After decades of paranoid hemming and hawing, last month the U.S. Bureau of Ocean Energy Management finally approved oil exploration in Federal waters along the Atlantic coast from Delaware to Florida.
‘The announcement is the first real step toward what could be a transformation in coastal states,” says the Associated Press report, “creating thousands of jobs to support a new energy infrastructure. But it dismayed environmentalists and people who owe their livelihoods to fisheries and tourism.”
Alas, this “dismay” afflicts only the greenies from Delaware to Florida. From New Jersey up through New England the greenie hysteria against offshore oil exploration prevailed. This superstition among the local worshippers of Earth Goddess Gaia proved as intractable as the one that once mandated burning witches by New Englanders no less “enlightened.”
“With today’s decision,” whined Claire Douglass, campaign director at the environmental group Oceana, “President Obama is bowing to pressure from Big Oil rather than listening to the thousands of voices calling on him to protect our natural resources and coastal economies.”
Well, allow me to present the call of “thousands of voices” and specifically from “people who owe their livelihoods to fisheries and tourism.” Their call, based on over half a century of experience with offshore oil production (including the ultimate test: the BP Oil Spill!) says: “Drill, Baby, Drill!”
With over 3000 of the 3,700 offshore oil and gas production platforms in the Gulf of Mexico off her coast, Louisiana provides almost a third of North America’s commercial fisheries. As a trivial sideline these oil production platforms also extract 80 percent of the oil and 72 percent of the natural gas produced in the Continental U.S. This “sideline” (as us fanatical fishermen see it) by itself would offset the hardships (in any rational calculation of national priorities) of the relatively few “people who owe their livelihoods to fisheries and tourism.”
But a study by LSU’s sea grant college found that majority of Louisiana’s offshore fishing trips (among the state’s top tourist attractions) target these structures. Recreational fishing and diving trips to these structures generate an estimated 5,560 full time jobs and $324 million annually for Louisiana.
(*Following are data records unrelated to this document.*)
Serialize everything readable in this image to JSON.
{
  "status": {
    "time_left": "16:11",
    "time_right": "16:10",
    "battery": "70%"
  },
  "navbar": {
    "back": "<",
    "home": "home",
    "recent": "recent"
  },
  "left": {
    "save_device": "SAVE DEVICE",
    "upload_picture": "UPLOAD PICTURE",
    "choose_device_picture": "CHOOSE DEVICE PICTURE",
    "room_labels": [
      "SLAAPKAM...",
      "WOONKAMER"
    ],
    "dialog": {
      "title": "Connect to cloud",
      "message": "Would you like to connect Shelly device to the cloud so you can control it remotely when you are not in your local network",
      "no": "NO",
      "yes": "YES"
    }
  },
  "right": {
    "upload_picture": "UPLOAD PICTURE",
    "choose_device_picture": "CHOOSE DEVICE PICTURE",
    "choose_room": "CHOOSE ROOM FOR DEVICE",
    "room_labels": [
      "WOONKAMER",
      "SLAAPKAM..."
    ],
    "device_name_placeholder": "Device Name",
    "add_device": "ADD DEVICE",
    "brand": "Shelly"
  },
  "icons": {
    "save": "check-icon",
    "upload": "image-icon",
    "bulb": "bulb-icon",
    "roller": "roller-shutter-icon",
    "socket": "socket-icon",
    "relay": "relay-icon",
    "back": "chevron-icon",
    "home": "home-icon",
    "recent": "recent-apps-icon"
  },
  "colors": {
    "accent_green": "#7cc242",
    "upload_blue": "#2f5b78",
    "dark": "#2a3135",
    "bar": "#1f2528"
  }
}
“Oil platforms as artificial reefs support fish densities 10 to 100 times that of adjacent sand and mud bottom, and almost always exceed fish densities found at both adjacent artificial reefs of other types and natural hard bottom,” says a study by Dr Bob Shipp, professor at the Marine Sciences department of the University of South Alabama in Mobile, Alabama, and currently, the vice-chair of the Gulf of Mexico Fisheries Management Council.
In fact, the most prolific and diverse marine ecosystem ever recorded by marine scientists was created by offshore oil production. Acting as artificial reefs over the past half century, the teeming fish life, coral colonies, and “bio-diversity,” created by offshore oil platforms is amply documented in several studies commissioned by none other than the U.S. Dept. of the Interior.
One recent report by the Bureau of Ocean Energy Management Minerals (a division of the U.S. Dept.